SLS Media and Communications: Call For Papers

The deadline for papers for the Media and Communications section at this year’s annual Society of Legal Scholars conference (University of York, 1st-4th September 2015) has been extended to 31st March 2015 24th April 2015. Here is the Call for Papers, prepared by section convener Dr Paul Wragg. He says that abstracts can be sent directly to and please feel free to get in touch with him to discuss ideas and proposals before submitting an abstract, if you would prefer.

The Media and Communications section will meet in the second half of the conference on Thursday 3rd and Friday 4th September. If you are interested in presenting a paper, please submit an abstract by Tuesday 31st March.

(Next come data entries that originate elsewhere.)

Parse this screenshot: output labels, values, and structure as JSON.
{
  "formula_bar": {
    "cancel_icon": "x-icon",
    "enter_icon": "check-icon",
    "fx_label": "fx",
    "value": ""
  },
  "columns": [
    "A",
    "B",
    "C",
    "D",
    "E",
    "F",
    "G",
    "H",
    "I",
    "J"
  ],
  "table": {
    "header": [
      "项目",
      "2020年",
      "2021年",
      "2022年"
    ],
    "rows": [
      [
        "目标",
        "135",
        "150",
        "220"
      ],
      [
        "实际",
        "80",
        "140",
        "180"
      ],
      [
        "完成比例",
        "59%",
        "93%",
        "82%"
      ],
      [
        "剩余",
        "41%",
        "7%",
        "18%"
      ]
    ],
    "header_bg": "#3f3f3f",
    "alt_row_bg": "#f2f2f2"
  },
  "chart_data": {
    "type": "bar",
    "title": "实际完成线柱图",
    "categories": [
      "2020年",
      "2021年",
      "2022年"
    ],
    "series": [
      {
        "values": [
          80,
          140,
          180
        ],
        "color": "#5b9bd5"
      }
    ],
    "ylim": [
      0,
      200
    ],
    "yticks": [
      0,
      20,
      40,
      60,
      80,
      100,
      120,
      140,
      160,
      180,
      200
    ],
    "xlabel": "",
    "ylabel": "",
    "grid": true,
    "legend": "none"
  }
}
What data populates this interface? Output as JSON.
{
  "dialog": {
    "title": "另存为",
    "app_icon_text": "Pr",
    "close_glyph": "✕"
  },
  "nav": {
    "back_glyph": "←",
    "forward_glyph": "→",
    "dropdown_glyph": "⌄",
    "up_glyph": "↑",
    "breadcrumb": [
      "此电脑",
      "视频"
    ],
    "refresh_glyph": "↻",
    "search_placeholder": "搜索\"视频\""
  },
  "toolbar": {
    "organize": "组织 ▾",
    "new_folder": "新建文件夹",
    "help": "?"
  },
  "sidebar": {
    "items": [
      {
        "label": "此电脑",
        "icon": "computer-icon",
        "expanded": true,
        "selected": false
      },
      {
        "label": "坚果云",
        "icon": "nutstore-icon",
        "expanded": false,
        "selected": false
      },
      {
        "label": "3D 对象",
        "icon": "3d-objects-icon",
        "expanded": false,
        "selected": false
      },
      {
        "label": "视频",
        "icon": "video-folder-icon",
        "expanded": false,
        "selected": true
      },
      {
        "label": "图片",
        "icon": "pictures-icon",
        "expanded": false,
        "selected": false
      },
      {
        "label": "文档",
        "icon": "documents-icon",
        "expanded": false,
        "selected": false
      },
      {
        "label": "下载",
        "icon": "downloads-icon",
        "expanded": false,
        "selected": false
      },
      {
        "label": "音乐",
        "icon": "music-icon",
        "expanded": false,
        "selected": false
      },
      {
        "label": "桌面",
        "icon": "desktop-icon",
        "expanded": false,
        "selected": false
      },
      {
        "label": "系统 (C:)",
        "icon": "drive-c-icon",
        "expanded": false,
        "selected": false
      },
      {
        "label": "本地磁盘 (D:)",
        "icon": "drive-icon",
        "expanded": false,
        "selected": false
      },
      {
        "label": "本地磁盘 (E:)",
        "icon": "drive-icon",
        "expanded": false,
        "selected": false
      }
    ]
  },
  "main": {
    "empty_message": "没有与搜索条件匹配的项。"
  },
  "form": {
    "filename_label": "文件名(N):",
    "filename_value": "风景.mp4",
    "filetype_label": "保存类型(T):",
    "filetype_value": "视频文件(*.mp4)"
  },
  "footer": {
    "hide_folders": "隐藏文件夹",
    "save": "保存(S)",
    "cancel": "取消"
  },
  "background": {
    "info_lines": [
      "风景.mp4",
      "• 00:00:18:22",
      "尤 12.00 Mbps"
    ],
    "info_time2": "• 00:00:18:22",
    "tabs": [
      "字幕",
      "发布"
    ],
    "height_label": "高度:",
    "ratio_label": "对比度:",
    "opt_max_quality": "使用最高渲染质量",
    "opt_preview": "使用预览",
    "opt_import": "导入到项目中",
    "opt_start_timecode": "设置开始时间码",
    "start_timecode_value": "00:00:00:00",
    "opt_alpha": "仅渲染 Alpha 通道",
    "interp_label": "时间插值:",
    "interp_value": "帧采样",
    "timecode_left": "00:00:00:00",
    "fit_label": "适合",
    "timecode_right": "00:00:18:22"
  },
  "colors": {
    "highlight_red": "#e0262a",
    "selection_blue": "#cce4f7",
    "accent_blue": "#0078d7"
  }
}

All abstracts must be submitted through the EasyChair conference system. If you have not used this system before, you will need to create an account before making your submission.

I would welcome proposals for papers on any area of media and communications law, including (but not limited to): media regulation; defamation; privacy; breach of confidence; telecommunications law; media ownership and pluralism; the laws, practices and codes affecting journalism (e.g. contempt of court, subterfuge, court reporting, recognition/status of journalists); the control of marketing, advertising, and sponsorship contract and rights issues affecting the media and communications sectors (for example, television coverage of sporting events); image rights; universal design / access in relation to communications language and minority rights and the media whether they address this year’s conference theme (Law’s Subjects: Subject to Law) or not. Alternatively, if you would like to propose a topic of current interest for a panel or roundtable discussion, please do get in touch to see if this can be arranged.

As the SLS is keen to ensure that as many members with good quality papers as possible are able to present, we discourage speakers from presenting more than one paper at the conference. With this in mind, I would be grateful if you could let me know if you are also responding to calls for papers from other sections.

Please note that whilst you need only send a proposed title and abstract at this stage, speakers are encouraged to submit a full paper via EasyChair before the conference. The SLS offers a Best Paper Prize which can be awarded to academics at any stage of their career. The Prize carries a £250 monetary award and winning papers are published in Legal Studies. To be eligible:

• speakers must be fully paid-up members of the SLS;

• papers must not exceed 11,000 words including footnotes (as counted in Word);

• papers must be uploaded to EasyChair by Monday 24th August; and

• papers must not have been published previously or have been accepted or be under consideration for publication.

via SLS Media and Communications – 2015 Call For Papers | Lex Ferenda.